The latter, a velvety Chinon Rouge (Clos de la Dioterie 2009), which I dubbed the James Bond of wines – the sort that would have you half naked and in bed before you could say Bob’s your uncle (which would be a very strange thing to say at that point). It’s the sort of red that will probably be long gone come morning leaving behind a cracking tannin-induced hangover, but so many good memories that you wouldn’t even really mind.
Most likely to say: “Are you French? Cause maDAMN!”
We ended in a golden haze of cheese and Berner’s Tavern house Anjou wines – the boyband of the Loire Valley wine world, meaning that there’s something for everyone, whether you like an earthy, citrusy bohemian-with-a-trust-fund Anjou Blanc 2015 or a more rough-around-the-edges bad boy Cab Franc Anjou Rouge 2014 (both ‘Berners Tavern’, Clos de L’Elu).
Another worthy mention is one of the wines we had pre-dinner – a dangerously easy-drinking Rosé d’Anjou (Maison Bougrier). Don’t let the soft pink colour fool you, this lad is the type who’ll tempt you out for one drink and then lead you on a merry bar crawl across the capital. A fresher of the Loire Valley, it’s semi-sweet, off dry and “at their best at their full flush of youth”…but then who isn’t?
By the end of the meal the boat had well and truly docked. The light was back to its pre-dinner violet haze and if I was sure of one thing it was this: I might wake up woozy and vaguely seasick tomorrow, but it would be coupled with a sense of sheer elation of the experience of being shown a bloody good time by all these wines. Because while they might not be terribly good for me, these French lovers are simply too charming to resist.
Finding ‘the one’
My favourite wine from The Loire wasn’t actually drunk on that immersive evening. It was discovered afterwards, but deserves a special mention. It’s a Vouvray (Clos du Gaimont) made from Chenin Blanc – a Loire native and one of its most iconic grapes – and trust me, ain’t nobody dope as Vouvray right now, he’s just so fresh and clean with an almost abrasive freshness and honey-laced finish. This wine might be whipcrack dry, but he’s the sort of chap you’d take home to your parents. Totally acceptable to take to any and all social engagements, if he was a man he’d probably be one of those young yet surprisingly talented millennial types who reeks of potential and owns a startup that actually survived its first year in business.
Drink it with: Sweet-sour Asian food or something richer like buttery trout pork or smoked salmon. The French would probably eat it with Coquilles Saint Jacques, so I reckon it would be a match made in heaven with a light fish pie.

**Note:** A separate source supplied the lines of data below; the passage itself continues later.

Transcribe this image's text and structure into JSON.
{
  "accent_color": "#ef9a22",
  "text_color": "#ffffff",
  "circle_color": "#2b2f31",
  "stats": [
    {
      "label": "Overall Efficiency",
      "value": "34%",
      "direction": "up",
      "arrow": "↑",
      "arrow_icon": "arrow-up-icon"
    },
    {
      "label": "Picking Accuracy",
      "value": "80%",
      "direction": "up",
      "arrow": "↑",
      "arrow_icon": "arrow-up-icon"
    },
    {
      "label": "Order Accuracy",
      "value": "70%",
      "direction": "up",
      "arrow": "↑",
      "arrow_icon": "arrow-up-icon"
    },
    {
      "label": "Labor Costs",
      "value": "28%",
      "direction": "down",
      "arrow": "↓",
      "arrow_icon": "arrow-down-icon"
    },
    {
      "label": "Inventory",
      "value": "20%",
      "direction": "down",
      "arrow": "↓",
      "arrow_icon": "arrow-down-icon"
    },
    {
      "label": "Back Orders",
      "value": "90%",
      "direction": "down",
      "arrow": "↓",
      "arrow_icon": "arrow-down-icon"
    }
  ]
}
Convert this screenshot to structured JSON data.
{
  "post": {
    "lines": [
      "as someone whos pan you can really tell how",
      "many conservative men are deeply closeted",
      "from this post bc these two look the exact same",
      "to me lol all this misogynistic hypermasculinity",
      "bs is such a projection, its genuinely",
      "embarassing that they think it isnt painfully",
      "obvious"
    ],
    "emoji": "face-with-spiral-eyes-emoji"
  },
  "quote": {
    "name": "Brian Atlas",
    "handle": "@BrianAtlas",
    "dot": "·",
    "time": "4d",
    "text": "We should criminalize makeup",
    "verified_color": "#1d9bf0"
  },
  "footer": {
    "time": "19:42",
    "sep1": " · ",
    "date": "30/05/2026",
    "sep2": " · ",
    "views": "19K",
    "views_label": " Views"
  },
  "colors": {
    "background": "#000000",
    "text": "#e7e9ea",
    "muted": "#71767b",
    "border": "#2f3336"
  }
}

For more info on the fabulous wines from the Loire Valley, or to find your own Loire love, head to the Loire Valley Wine website.